LOS ANGELES - A federal judge in California on Dec. 16 ruled that a plaintiff land buyer who has not closed escrow on the purchase of a property that is contaminated as a result of dry cleaning operations on an adjacent property can pursue state law claims and a claim under the Resource Conservation and Recovery Act (RCRA), finding that the plaintiff has standing under Article III of the U.S. Constitution (Jim 72 Properties LLC v. Montgomery Cleaners, d/b/a Montgomery Cleaners & Pressers, et al., No. 15-cv-7543-ODW, C.D. Calif.; 2015 U.S. Dist. LEXIS 168374).
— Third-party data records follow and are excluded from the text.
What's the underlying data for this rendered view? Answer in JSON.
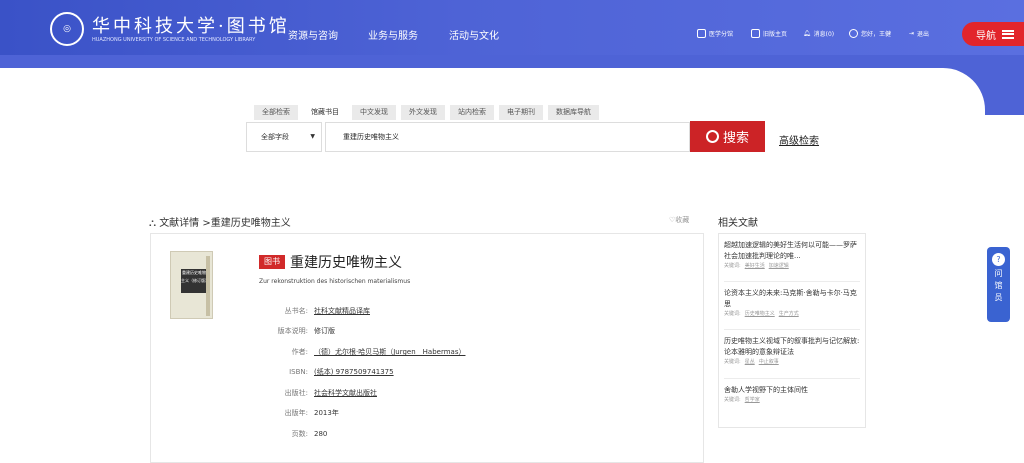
{
  "header": {
    "logo_title": "华中科技大学·图书馆",
    "logo_sub": "HUAZHONG UNIVERSITY OF SCIENCE AND TECHNOLOGY LIBRARY",
    "nav": [
      "资源与咨询",
      "业务与服务",
      "活动与文化"
    ],
    "top_links": [
      "医学分馆",
      "旧版主页",
      "消息(0)",
      "您好，王健",
      "退出"
    ],
    "nav_button": "导航",
    "accent": "#4e63d6"
  },
  "search": {
    "tabs": [
      "全部检索",
      "馆藏书目",
      "中文发现",
      "外文发现",
      "站内检索",
      "电子期刊",
      "数据库导航"
    ],
    "field": "全部字段",
    "query": "重建历史唯物主义",
    "button": "搜索",
    "advanced": "高级检索",
    "button_color": "#cc2326"
  },
  "breadcrumb": {
    "root": "文献详情",
    "sep": ">",
    "current": "重建历史唯物主义"
  },
  "favorite": "收藏",
  "book": {
    "badge": "图书",
    "title": "重建历史唯物主义",
    "subtitle": "Zur rekonstruktion des historischen materialismus",
    "cover_text": "重建历史唯物主义（修订版）",
    "meta": [
      {
        "key": "丛书名:",
        "value": "社科文献精品译库",
        "link": true
      },
      {
        "key": "版本说明:",
        "value": "修订版",
        "link": false
      },
      {
        "key": "作者:",
        "value": "（德）尤尔根·哈贝马斯（Jurgen　Habermas）",
        "link": true
      },
      {
        "key": "ISBN:",
        "value": "(纸本) 9787509741375",
        "link": true
      },
      {
        "key": "出版社:",
        "value": "社会科学文献出版社",
        "link": true
      },
      {
        "key": "出版年:",
        "value": "2013年",
        "link": false
      },
      {
        "key": "页数:",
        "value": "280",
        "link": false
      }
    ]
  },
  "related": {
    "title": "相关文献",
    "kw_label": "关键词:",
    "items": [
      {
        "title": "超越加速逻辑的美好生活何以可能——罗萨社会加速批判理论的唯...",
        "keywords": [
          "美好生活",
          "加速逻辑"
        ]
      },
      {
        "title": "论资本主义的未来:马克斯·舍勒与卡尔·马克思",
        "keywords": [
          "历史唯物主义",
          "生产方式"
        ]
      },
      {
        "title": "历史唯物主义视域下的叙事批判与记忆解放:论本雅明的意象辩证法",
        "keywords": [
          "星丛",
          "中止叙事"
        ]
      },
      {
        "title": "舍勒人学视野下的主体间性",
        "keywords": [
          "哲学家"
        ]
      }
    ]
  },
  "helper": {
    "label": "问馆员",
    "icon": "?"
  }
}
WASHINGTON, D.C. - The U.S. Environmental Protection Agency and environmental groups that had sued the agency in the U.S. District Court for the District of Columbia alleging violations of federal law that had the potential to contaminate groundwater on Dec. 15 reached an agreement to dismiss the case without prejudice. The plaintiffs had argued that the EPA wrongly allowed hydraulic fracturing companies to remain exempt from listing the chemicals they use in fracking on the Toxics Release Inventory (TRI) (Environmental Integrity Project, et al. v. U.S. Environmental Protection Agency, No. 15-17, D. D.C.).
NEW YORK - A New York jury on Nov. 30 found former New York politician Sheldon Silver guilty of all charges, including claims that he received millions of dollars in referral fees from Weitz & Luxenberg after directing research funds to a doctor so he would steer patients to the asbestos powerhouse law firm (United States of America v. Sheldon Silver, No. 15-93, S.D. N.Y.).
TRENTON, N.J. - The Locomotive Inspection Act (LIA) focuses on the equipment and preempts state law asbestos claims regardless of the operator, a New Jersey appellate court held in affirming summary judgment for five companies Nov. 19 (Estate of Sandra Brust and Philip Brust, et al. v. ACF Industries LLC, f/k/a American Care & Foundry Co., et al., No. A-3431-13T4, N.J. Super., App. Div.).
PHILADELPHIA - A manufacturer can be held liable under maritime law for asbestos-containing replacement parts where it designed its compressors with those parts in mind, a couple told the Third Circuit U.S. Court of Appeals on Nov. 16 (In re: Asbestos Products Liability Litigation, McAfee v. Various defendants, No. MDL 875, 13-6856, E.D. Pa.).
JACKSONVILLE, Fla. - Allegations of legal malpractice by the daughter of a smoker who failed to join the class of plaintiffs in Engle v. Liggett Grp. Inc. (945 So. 2d 1246 [Fla. 2006]) should be dismissed as untimely pursuant to Federal Rule of Civil Procedure 12(b)(6), a law firm and several of its attorneys argued Nov. 12 in a Florida federal court (Shirley Spooner v. Lieff Cabraser Heimann & Bernstein LLP et al., No. 15-1330, M.D. Fla.).
WASHINGTON, D.C. - On Nov. 10, a group of tobacco companies moved for recusal of the District of Columbia federal judge assigned to their lawsuit against the U.S. Food and Drug and Administration over disputed marketing regulations, asserting that the judge's former tenure as partner in a law firm that provided counsel in an FDA-related campaign made recusal necessary (Philip Morris USA Inc., et al. v. U.S. Food and Drug Administration, No. 1:15-cv-01590, D. D.C.).
LOS ANGELES - Monsanto Co., which was sued by a man who contends that he developed cancer as a result of exposure to a toxic chemical that is an active ingredient in a line of herbicides the company manufactured, on Nov. 9 filed a brief in California federal court contending that the case should be dismissed because the claims are preempted by federal law (Enrique Rubio v. Monsanto Company, No. 15-7426, C.D. Calif.).